As you know if you give a damn about the future of this country, it isn't really perfectly fine. Here's Obama's latest. This is from a signing statement on a spending bill, not the "Defense" Authorization Act which is yet to come (perhaps on Christmas just to rub it in):
Medicare Privatization Plans - by Stephen Lendman
The idea's been around for years. More recently, bipartisan support's been growing. Various plans have circulated.
A 2006 Congressional Budget Office (CBO) study assessed "Designing a Premium Support System (PSS) for Medicare." It discussed pros, cons, other choices and implications in terms of costs and recipient benefits.
Deepening Global Financial Trouble - by Stephen Lendman
Desperate times call for desperate measures, especially for troubled Eurozone economies.
Trapped under euro straightjacket rules, everything tried so far failed, despite hooplas announcing each new plan.
Sandy Davies tells me, regarding the WWI Christmas truce on Christmas Day:
"When I was growing up, my godmother had a German helmet that was given to her father by a German officer after a soccer match in no-man's land that day. I also knew a South African former soldier who was on the front line in the desert near Cairo in 1942. He and his buddies became good friends with the Germans in the line across from them and used to pick up booze, hashish and other goodies for them whenever they went into Cairo.

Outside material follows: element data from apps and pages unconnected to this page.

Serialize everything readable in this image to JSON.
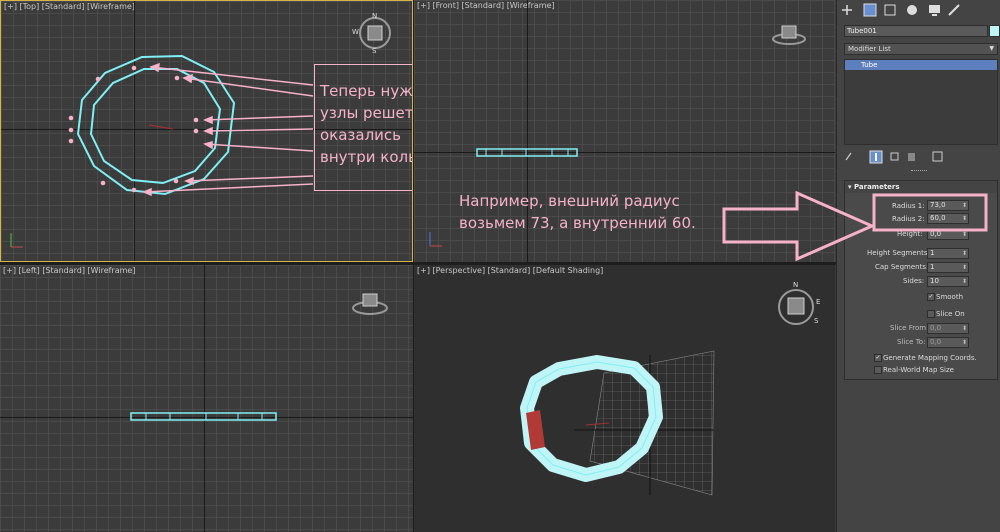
{
  "viewports": {
    "top": {
      "label": "[+] [Top] [Standard] [Wireframe]"
    },
    "front": {
      "label": "[+] [Front] [Standard] [Wireframe]"
    },
    "left": {
      "label": "[+] [Left] [Standard] [Wireframe]"
    },
    "perspective": {
      "label": "[+] [Perspective] [Standard] [Default Shading]"
    }
  },
  "compass": {
    "n": "N",
    "w": "W",
    "e": "E",
    "s": "S"
  },
  "annotations": {
    "grid_note": "Теперь нужные\nузлы решетки\nоказались\nвнутри кольца",
    "radius_note": "Например, внешний радиус\nвозьмем 73, а внутренний 60."
  },
  "command_panel": {
    "tab_icons": [
      "create-icon",
      "modify-icon",
      "hierarchy-icon",
      "motion-icon",
      "display-icon",
      "utilities-icon"
    ],
    "object_name": "Tube001",
    "object_color": "#bff5f7",
    "modifier_list_label": "Modifier List",
    "stack_items": [
      "Tube"
    ],
    "rollout_title": "Parameters",
    "params": {
      "radius1_label": "Radius 1:",
      "radius1_value": "73,0",
      "radius2_label": "Radius 2:",
      "radius2_value": "60,0",
      "height_label": "Height:",
      "height_value": "0,0",
      "height_segments_label": "Height Segments:",
      "height_segments_value": "1",
      "cap_segments_label": "Cap Segments:",
      "cap_segments_value": "1",
      "sides_label": "Sides:",
      "sides_value": "10",
      "smooth_label": "Smooth",
      "smooth_checked": true,
      "slice_on_label": "Slice On",
      "slice_on_checked": false,
      "slice_from_label": "Slice From:",
      "slice_from_value": "0,0",
      "slice_to_label": "Slice To:",
      "slice_to_value": "0,0",
      "gen_mapping_label": "Generate Mapping Coords.",
      "gen_mapping_checked": true,
      "real_world_label": "Real-World Map Size",
      "real_world_checked": false
    }
  },
  "colors": {
    "selection": "#7ff0f5",
    "annotation": "#f6b2c8",
    "viewport_active_border": "#d6b44a"
  }
}
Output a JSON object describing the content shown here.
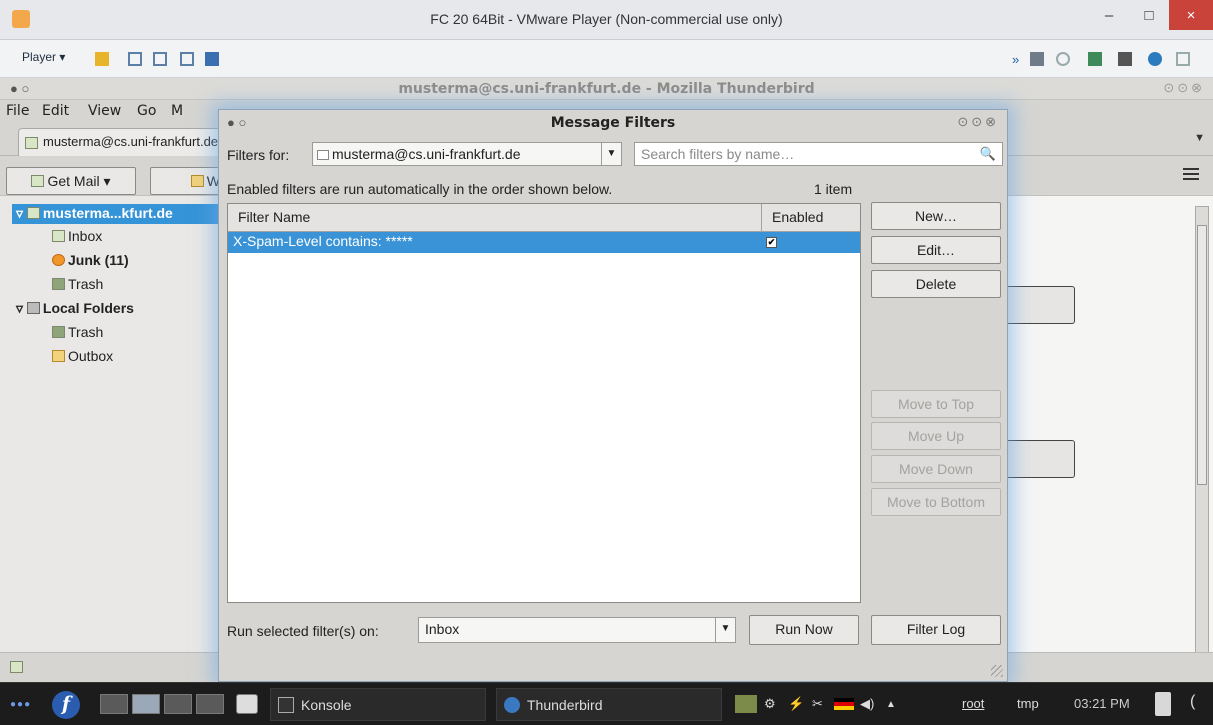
{
  "vmware": {
    "window_title": "FC 20 64Bit - VMware Player (Non-commercial use only)",
    "player_menu": "Player ▾",
    "controls": {
      "minimize": "–",
      "maximize": "□",
      "close": "×"
    }
  },
  "thunderbird": {
    "window_title": "musterma@cs.uni-frankfurt.de - Mozilla Thunderbird",
    "menu": [
      "File",
      "Edit",
      "View",
      "Go",
      "M"
    ],
    "tab_label": "musterma@cs.uni-frankfurt.de",
    "toolbar": {
      "get_mail": "Get Mail ▾",
      "write": "Write"
    },
    "folders": {
      "account": "musterma...kfurt.de",
      "inbox": "Inbox",
      "junk": "Junk (11)",
      "trash": "Trash",
      "local_folders": "Local Folders",
      "local_trash": "Trash",
      "outbox": "Outbox"
    }
  },
  "dialog": {
    "title": "Message Filters",
    "filters_for_label": "Filters for:",
    "filters_for_value": "musterma@cs.uni-frankfurt.de",
    "search_placeholder": "Search filters by name…",
    "info_text": "Enabled filters are run automatically in the order shown below.",
    "item_count": "1 item",
    "columns": {
      "name": "Filter Name",
      "enabled": "Enabled"
    },
    "filters": [
      {
        "name": "X-Spam-Level contains: *****",
        "enabled": true
      }
    ],
    "buttons": {
      "new": "New…",
      "edit": "Edit…",
      "delete": "Delete",
      "move_top": "Move to Top",
      "move_up": "Move Up",
      "move_down": "Move Down",
      "move_bottom": "Move to Bottom",
      "run_now": "Run Now",
      "filter_log": "Filter Log"
    },
    "run_on_label": "Run selected filter(s) on:",
    "run_on_value": "Inbox"
  },
  "taskbar": {
    "tasks": {
      "konsole": "Konsole",
      "thunderbird": "Thunderbird"
    },
    "tray_user": "root",
    "tray_dir": "tmp",
    "clock": "03:21 PM"
  }
}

There was a sort of truce for a few months at that point, so they weren't shooting at each other. When a British Spitfire flew over and did start shooting at the Germans, Tony claimed it was the South Africans who shot it down!"
Does anybody know about this or have similar stories?
I recently engaged in a friendly but rather unsettling conversation with a man from Algeria who became visibly upset when I told him about NDAA, the new law allowing indefinite military detention of US citizens without charge or trial. He said he had come here to get away from that sort of thing, which had happened in his country and was fresh in his mind. His description of what happened in Algeria during its equivalent of Argentina's "Dirty War" was chilling and he kept shaking his head about the new law here, visibly distressed.
Cheers to the thousands of women of Egypt who marched through Cairo yesterday demanding the end of military rule in light of their systematic sexual violence against women, including the stripping & beating of a woman in Tahrir Square whose assault has gone viral and acted as a catalyst to the demonstration. According to CNN this woman, Aza, suffered a fractured skull and was struck 20 times with batons by the military police officers. The people of Egypt did not fight so courageously to end the Mubarak regime for this! Read more, including Twitter exchange with the US embassy in Cairo...
By Dan DeWalt
Predator Odrona is about to sign a military authorization bill [Carl Levin's S-1867] that puts every one of us at risk of being detained by our own military. If the government decides that you are a terrorist threat, the military will be able to kidnap you and deny you the right to a trial or even the right to know why you're being held.